Families and OES have tried to put the tragedy behind them. But Pauls Toutonghi, a journalist, novelist and associate professor at Lewis & Clark College and an OES parent, has written a cover story about the deaths for the November issue of Outside magazine—a story OES tried to spike.

"We asked Mr. Toutonghi and Outside's editors to consider the negative impact of revisiting this tragedy on the families and friends of those who died, as well as on those who survived," OES head of school Mo Copeland wrote to parents and alumni in an Oct. 3 email. "We are disheartened that the editors chose to publish the article despite requests from OES and several survivors not to do so."

The school explicitly discouraged publication of the article, a decision Copeland explained in a statement to WW.

"Oregon Episcopal School has a long-standing position of not encouraging or assisting with media inquiries about the Mt. Hood Climb. The Outside magazine article, 'House of Mourning,' was written and offered for publication by author Pauls Toutonghi without the school's knowledge or consent," Copeland said.

"Our priority continues to be support of, and respect for, the Climb families. As always, they remain in our close thoughts and prayers, with sustained wishes of healing and comfort for their loss."

Toutonghi says he didn't know about the 1986 deaths until he enrolled his children at OES.

"Through Mt. Hood Climb Service Day—which is observed every year—and through the telling of the story of the climb in the Lower School chapel, I learned the basics of the story," he says. "It compelled me deeply, the way this event—which was so horrific and tragic—has been the root of a profound, decades-long commitment to serving the Portland community."

Toutonghi, who has published three books and written for the New Yorker and Sports Illustrated, among other publications, did not take issue with OES' pushback. Toutonghi says he respects the school's stance and will continue to send his children there.

"The school is right, I think, in saying that its primary duty is to protect the families of the climb," he says. "I don't agree that my story is something against which anyone needs to be protected—but everything that the administration does is guided by that first principle—so they have to be overly-cautious.

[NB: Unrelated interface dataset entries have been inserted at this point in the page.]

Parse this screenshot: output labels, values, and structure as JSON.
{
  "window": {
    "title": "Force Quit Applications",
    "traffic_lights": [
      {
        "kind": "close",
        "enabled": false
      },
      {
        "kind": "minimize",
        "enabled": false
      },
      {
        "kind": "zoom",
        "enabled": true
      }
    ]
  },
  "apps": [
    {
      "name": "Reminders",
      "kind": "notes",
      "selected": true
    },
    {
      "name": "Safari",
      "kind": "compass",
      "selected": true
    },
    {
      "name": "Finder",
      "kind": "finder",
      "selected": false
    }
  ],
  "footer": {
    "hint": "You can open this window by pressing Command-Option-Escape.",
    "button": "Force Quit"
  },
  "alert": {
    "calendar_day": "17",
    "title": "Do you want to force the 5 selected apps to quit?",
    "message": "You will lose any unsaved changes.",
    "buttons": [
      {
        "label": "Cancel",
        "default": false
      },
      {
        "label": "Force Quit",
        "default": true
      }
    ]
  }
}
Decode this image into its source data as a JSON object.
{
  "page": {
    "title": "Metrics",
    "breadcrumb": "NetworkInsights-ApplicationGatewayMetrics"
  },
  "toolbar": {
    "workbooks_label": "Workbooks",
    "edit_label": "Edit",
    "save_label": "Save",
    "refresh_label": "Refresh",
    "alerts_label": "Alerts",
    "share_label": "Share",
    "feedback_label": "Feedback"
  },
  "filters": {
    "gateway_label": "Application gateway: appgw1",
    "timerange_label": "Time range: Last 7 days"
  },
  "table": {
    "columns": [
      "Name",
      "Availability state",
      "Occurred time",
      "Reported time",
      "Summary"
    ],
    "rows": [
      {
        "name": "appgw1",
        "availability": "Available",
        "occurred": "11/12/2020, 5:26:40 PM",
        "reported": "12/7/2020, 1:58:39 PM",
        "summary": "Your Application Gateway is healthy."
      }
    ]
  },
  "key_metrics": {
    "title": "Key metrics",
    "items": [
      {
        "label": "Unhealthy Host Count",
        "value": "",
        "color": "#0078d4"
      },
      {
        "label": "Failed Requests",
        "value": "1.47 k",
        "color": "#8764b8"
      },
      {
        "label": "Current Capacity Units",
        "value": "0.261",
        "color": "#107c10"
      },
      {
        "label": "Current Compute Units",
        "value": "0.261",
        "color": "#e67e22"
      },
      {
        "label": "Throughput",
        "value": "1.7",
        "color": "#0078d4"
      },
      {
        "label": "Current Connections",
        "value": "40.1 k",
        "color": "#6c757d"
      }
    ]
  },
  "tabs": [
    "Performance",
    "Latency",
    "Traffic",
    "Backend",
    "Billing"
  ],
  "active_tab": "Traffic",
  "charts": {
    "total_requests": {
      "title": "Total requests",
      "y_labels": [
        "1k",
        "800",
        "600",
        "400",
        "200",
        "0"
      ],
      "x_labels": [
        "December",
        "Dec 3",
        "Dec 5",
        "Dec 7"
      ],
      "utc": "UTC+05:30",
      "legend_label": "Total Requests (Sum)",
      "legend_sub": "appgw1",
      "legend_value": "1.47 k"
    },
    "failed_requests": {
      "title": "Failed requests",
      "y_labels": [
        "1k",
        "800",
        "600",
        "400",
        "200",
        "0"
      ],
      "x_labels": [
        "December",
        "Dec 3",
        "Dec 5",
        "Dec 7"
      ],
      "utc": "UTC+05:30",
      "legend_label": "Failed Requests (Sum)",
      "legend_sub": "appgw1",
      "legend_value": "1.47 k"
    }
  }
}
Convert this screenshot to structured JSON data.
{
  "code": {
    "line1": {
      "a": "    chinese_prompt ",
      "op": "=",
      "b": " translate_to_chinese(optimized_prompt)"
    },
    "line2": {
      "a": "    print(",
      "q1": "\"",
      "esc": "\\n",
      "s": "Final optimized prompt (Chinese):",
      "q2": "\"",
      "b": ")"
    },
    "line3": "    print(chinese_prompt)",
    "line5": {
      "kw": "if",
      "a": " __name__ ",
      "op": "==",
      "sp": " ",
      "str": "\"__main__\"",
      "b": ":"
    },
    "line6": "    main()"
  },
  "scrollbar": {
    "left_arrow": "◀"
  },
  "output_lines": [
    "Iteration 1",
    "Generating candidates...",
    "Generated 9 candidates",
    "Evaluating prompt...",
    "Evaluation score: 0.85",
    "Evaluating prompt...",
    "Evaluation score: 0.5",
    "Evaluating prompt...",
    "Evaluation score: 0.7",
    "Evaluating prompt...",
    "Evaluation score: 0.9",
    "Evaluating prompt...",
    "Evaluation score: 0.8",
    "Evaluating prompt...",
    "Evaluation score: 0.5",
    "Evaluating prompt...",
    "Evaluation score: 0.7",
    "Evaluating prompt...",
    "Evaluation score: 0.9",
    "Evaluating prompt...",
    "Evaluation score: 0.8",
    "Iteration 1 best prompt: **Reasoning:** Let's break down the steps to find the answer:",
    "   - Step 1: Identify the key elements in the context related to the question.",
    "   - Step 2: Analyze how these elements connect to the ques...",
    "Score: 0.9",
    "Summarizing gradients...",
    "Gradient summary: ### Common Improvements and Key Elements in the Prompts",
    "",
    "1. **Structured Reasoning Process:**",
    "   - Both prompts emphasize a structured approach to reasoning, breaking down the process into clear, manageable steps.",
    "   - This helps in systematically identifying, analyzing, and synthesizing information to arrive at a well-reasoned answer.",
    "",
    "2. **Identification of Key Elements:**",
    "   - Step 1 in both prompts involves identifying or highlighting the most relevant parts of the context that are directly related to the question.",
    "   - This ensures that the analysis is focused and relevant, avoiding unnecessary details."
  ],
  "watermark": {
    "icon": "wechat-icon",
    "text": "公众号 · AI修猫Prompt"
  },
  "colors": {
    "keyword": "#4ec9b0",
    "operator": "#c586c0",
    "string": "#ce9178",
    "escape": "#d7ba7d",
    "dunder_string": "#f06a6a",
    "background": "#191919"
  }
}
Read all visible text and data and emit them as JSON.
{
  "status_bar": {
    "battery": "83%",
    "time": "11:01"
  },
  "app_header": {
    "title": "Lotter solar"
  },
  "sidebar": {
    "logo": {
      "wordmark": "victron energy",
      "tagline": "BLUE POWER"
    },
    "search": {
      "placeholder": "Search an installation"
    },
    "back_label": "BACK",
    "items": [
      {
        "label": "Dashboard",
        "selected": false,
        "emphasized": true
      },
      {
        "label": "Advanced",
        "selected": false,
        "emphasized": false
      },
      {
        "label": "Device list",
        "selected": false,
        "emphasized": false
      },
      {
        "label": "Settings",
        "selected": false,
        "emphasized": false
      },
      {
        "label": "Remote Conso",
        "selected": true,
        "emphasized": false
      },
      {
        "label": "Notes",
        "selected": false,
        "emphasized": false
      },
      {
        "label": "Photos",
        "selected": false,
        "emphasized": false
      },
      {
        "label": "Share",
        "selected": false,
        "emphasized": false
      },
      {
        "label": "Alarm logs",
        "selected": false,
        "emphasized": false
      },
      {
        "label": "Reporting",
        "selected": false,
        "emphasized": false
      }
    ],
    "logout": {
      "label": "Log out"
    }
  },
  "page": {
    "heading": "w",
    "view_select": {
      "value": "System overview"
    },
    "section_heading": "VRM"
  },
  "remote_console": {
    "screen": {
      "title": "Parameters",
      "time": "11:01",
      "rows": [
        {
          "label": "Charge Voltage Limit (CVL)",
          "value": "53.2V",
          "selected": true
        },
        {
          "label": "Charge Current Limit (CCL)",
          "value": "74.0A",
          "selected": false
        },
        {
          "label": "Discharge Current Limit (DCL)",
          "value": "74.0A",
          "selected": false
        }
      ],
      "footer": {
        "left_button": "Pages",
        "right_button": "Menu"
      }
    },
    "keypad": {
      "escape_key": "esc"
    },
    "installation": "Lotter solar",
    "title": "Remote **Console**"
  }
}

It is not easy to run a school—with many different constituencies, past and present."

Toutonghi's article is on newstands today.